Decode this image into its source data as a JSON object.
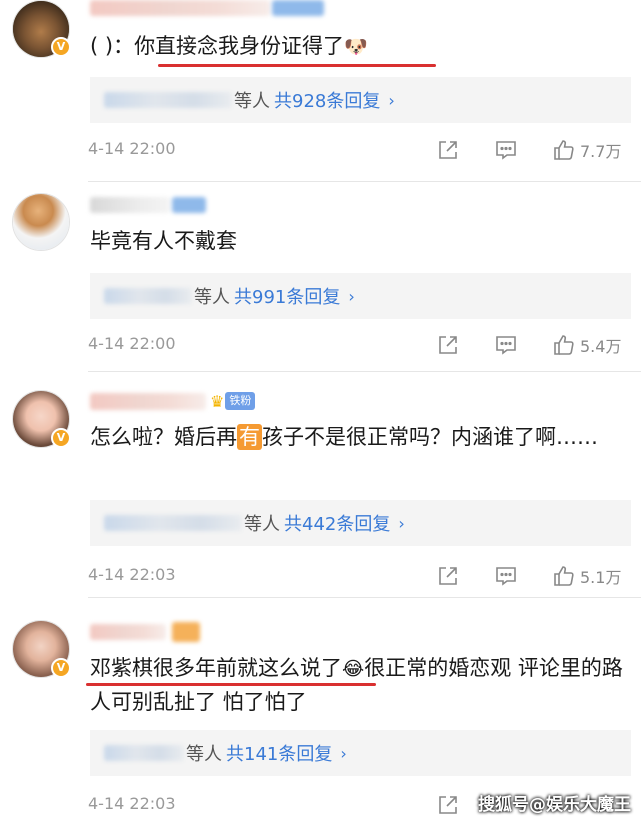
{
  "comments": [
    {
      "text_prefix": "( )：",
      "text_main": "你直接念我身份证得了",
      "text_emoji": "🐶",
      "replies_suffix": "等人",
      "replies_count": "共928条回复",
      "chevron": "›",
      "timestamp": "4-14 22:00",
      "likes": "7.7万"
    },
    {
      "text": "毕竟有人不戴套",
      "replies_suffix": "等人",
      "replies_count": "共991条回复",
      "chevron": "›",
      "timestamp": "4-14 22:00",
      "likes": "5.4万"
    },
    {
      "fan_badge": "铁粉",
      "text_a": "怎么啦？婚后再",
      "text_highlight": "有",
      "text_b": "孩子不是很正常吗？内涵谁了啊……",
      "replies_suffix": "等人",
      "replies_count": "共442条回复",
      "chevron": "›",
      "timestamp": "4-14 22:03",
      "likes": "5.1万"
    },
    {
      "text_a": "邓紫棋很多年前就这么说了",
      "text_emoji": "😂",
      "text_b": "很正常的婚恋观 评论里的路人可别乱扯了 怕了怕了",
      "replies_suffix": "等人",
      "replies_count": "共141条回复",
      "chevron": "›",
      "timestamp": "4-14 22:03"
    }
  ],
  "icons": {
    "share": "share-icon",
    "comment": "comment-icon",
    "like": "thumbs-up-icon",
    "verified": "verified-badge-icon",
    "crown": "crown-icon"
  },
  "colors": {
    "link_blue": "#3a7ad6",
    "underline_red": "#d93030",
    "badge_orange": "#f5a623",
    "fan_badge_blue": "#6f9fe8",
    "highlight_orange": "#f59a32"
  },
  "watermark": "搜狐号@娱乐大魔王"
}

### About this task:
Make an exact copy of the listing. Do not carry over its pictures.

### Exercise answer:
Decode this image into its source data as a JSON object.
{
  "comments": [
    {
      "text_prefix": "( )：",
      "text_main": "你直接念我身份证得了",
      "text_emoji": "🐶",
      "replies_suffix": "等人",
      "replies_count": "共928条回复",
      "chevron": "›",
      "timestamp": "4-14 22:00",
      "likes": "7.7万"
    },
    {
      "text": "毕竟有人不戴套",
      "replies_suffix": "等人",
      "replies_count": "共991条回复",
      "chevron": "›",
      "timestamp": "4-14 22:00",
      "likes": "5.4万"
    },
    {
      "fan_badge": "铁粉",
      "text_a": "怎么啦？婚后再",
      "text_highlight": "有",
      "text_b": "孩子不是很正常吗？内涵谁了啊……",
      "replies_suffix": "等人",
      "replies_count": "共442条回复",
      "chevron": "›",
      "timestamp": "4-14 22:03",
      "likes": "5.1万"
    },
    {
      "text_a": "邓紫棋很多年前就这么说了",
      "text_emoji": "😂",
      "text_b": "很正常的婚恋观 评论里的路人可别乱扯了 怕了怕了",
      "replies_suffix": "等人",
      "replies_count": "共141条回复",
      "chevron": "›",
      "timestamp": "4-14 22:03"
    }
  ],
  "icons": {
    "share": "share-icon",
    "comment": "comment-icon",
    "like": "thumbs-up-icon",
    "verified": "verified-badge-icon",
    "crown": "crown-icon"
  },
  "colors": {
    "link_blue": "#3a7ad6",
    "underline_red": "#d93030",
    "badge_orange": "#f5a623",
    "fan_badge_blue": "#6f9fe8",
    "highlight_orange": "#f59a32"
  },
  "watermark": "搜狐号@娱乐大魔王"
}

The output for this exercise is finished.